As a physician, you spend countless hours working so that others can enjoy a healthy and fulfilling life, leaving you with fewer hours to spend on yourself and your finances. With your focus on your profession, you may fall victim to making financial mistakes that can add up over the long run. Here are four financial mistakes physicians make and ways to avoid them:
1. Not Saving and Planning Early
We enjoy the phrase “live like a resident” because it highlights the importance of spending prudently, even after a salary increase. As you transition from a resident to full-time practice and start earning more, there is always the potential for spending large, especially after living through years of careful spending during your education. Instead of splurging on the biggest and best, we suggest easing into your new spending potential and developing goals from the beginning for how you will manage your financial life. Not only are you facing student loan repayment, but chances are you’re older than a traditional graduate and you’re starting to earn and save later in the game.

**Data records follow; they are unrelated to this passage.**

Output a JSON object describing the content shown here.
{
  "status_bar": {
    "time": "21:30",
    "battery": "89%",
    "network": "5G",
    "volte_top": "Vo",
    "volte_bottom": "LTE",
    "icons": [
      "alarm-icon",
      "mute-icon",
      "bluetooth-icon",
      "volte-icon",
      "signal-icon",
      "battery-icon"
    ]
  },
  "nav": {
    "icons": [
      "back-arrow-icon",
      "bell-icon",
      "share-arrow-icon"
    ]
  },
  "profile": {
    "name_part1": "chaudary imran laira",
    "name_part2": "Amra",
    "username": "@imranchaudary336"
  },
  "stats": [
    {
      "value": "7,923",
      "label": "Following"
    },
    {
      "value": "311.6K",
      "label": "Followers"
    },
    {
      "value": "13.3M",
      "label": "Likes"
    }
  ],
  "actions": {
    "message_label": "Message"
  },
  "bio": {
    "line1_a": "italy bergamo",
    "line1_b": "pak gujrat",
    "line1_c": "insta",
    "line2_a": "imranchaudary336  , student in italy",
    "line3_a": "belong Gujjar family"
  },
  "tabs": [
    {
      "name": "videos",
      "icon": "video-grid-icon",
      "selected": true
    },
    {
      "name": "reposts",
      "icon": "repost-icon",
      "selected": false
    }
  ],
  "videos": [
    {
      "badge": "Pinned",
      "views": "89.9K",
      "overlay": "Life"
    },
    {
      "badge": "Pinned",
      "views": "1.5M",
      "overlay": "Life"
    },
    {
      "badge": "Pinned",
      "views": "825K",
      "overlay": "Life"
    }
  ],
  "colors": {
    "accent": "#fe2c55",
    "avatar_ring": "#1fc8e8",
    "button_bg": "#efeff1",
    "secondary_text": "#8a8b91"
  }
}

2. Acting on Poor Financial Advice
Physicians are frequently approached by financial professionals using the title “financial advisor,” though some are only in the business of selling products – investment products, insurance, etc. Knowing the type of advisor you’re working with, if they’re legally held to work in your best interest and how they are paid are three critical points of information. A Certified Financial Planner providing financial planning is bound as a fiduciary, meaning they must work in a client’s best interest at all times. Many physicians are overwhelmed with unwanted advice from friends and colleagues. Relying on your financial advisor to help you weed through the noise can be very valuable.

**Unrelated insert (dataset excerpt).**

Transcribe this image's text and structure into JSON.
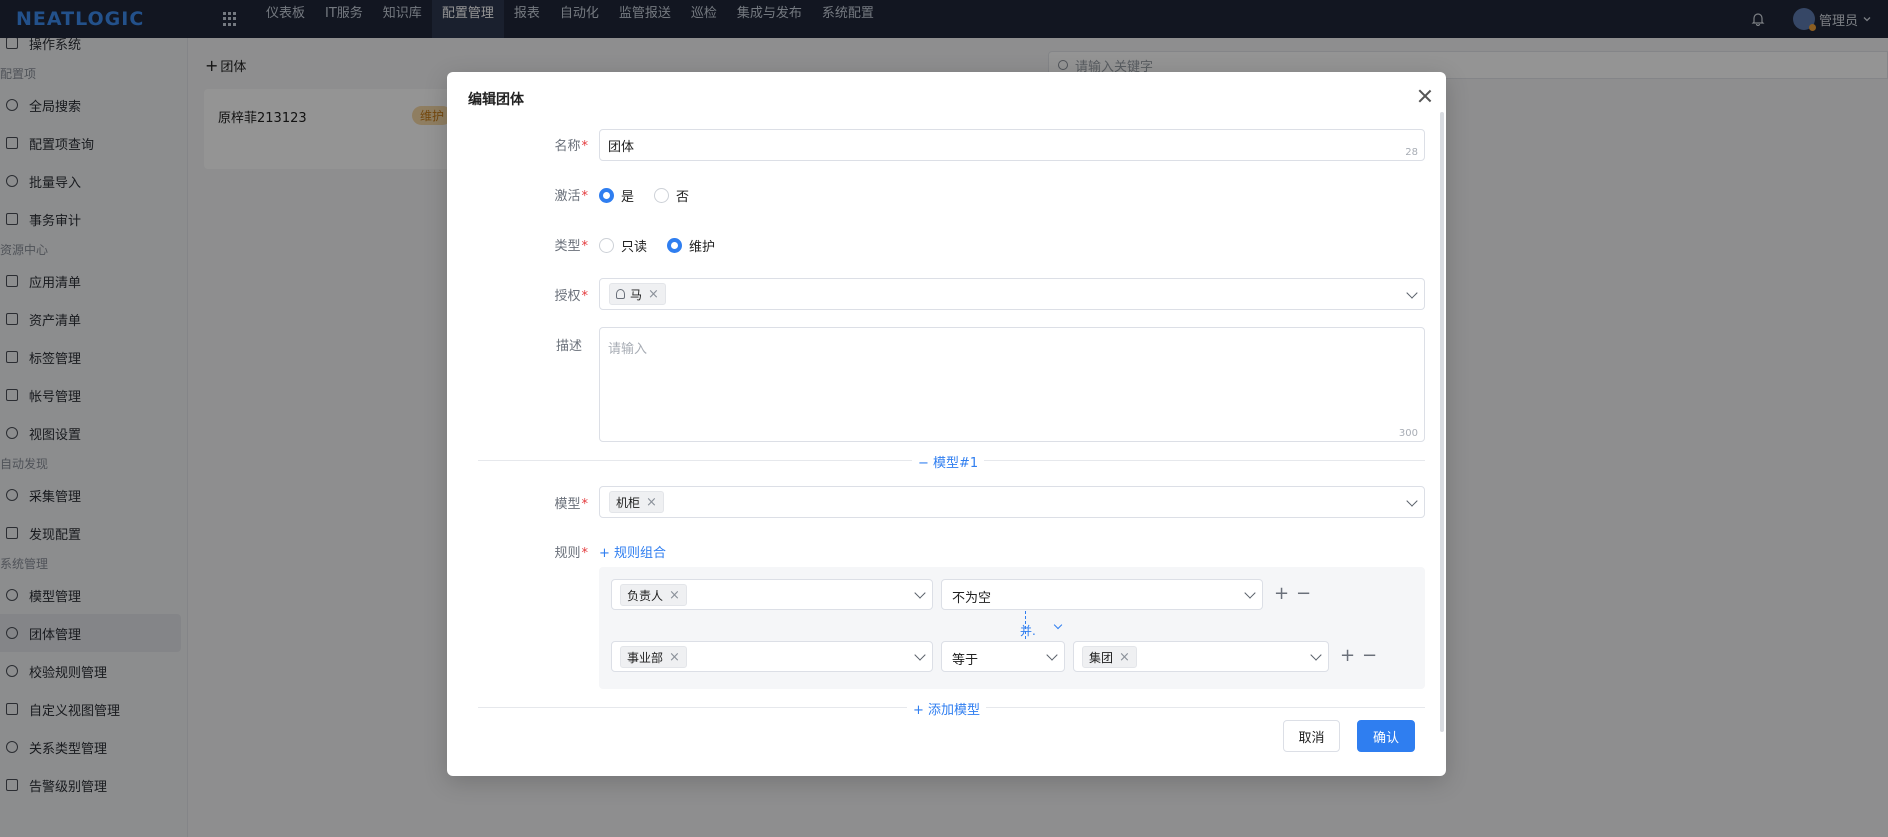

3. Not Developing Your Financial Literacy
Yes, we just suggested you work with a financial professional to keep you on track, but that doesn’t mean you should ignore the world of finance. You should understand how your financial plan works and how life or world events can impact your plan. Both you and your spouse need to be involved in managing your finances so that neither is left vulnerable if something happens to the other. Also, having an understanding of the financial world could help keep you from being taken advantage of when it comes to insurance, exotic investment opportunities or even requests for loans from friends or family members.
4. Not Planning for Practice Ownership
If you plan to own or buy into a practice, integrate that goal and the financial aspects of it into your personal financial plan. If your goal is to own a practice, you need to plan for the purchase and also for the additional financial needs it may require, such as additional insurance, estate planning and tax planning. You may also want to plan for a reduction of income for a period of time as you may need to spend time on education and running a profitable practice and may not be seeing as many patients while getting started.
The financial demands on a physician are unique in every stage of their career cycle, from education and residency to building a practice and retirement. By planning early, protecting yourself with financial literacy and integrating your life and career goals into your plan, you should be better suited to successfully navigate those stages and overcome these financial mistakes. For more information on financial planning for physicians and medical professionals, visit SearcyFinancial.com/blog-posts.
Michael J. Searcy, ChFC, CFP®, AIFA®, is president of Searcy Financial Services Inc., a fee-only registered investment advisory and financial planning firm located in Overland Park. Searcy has been listed by Medical Economics in “Best Financial Adviser for Doctors.” For additional information, visit SearcyFinancial.com.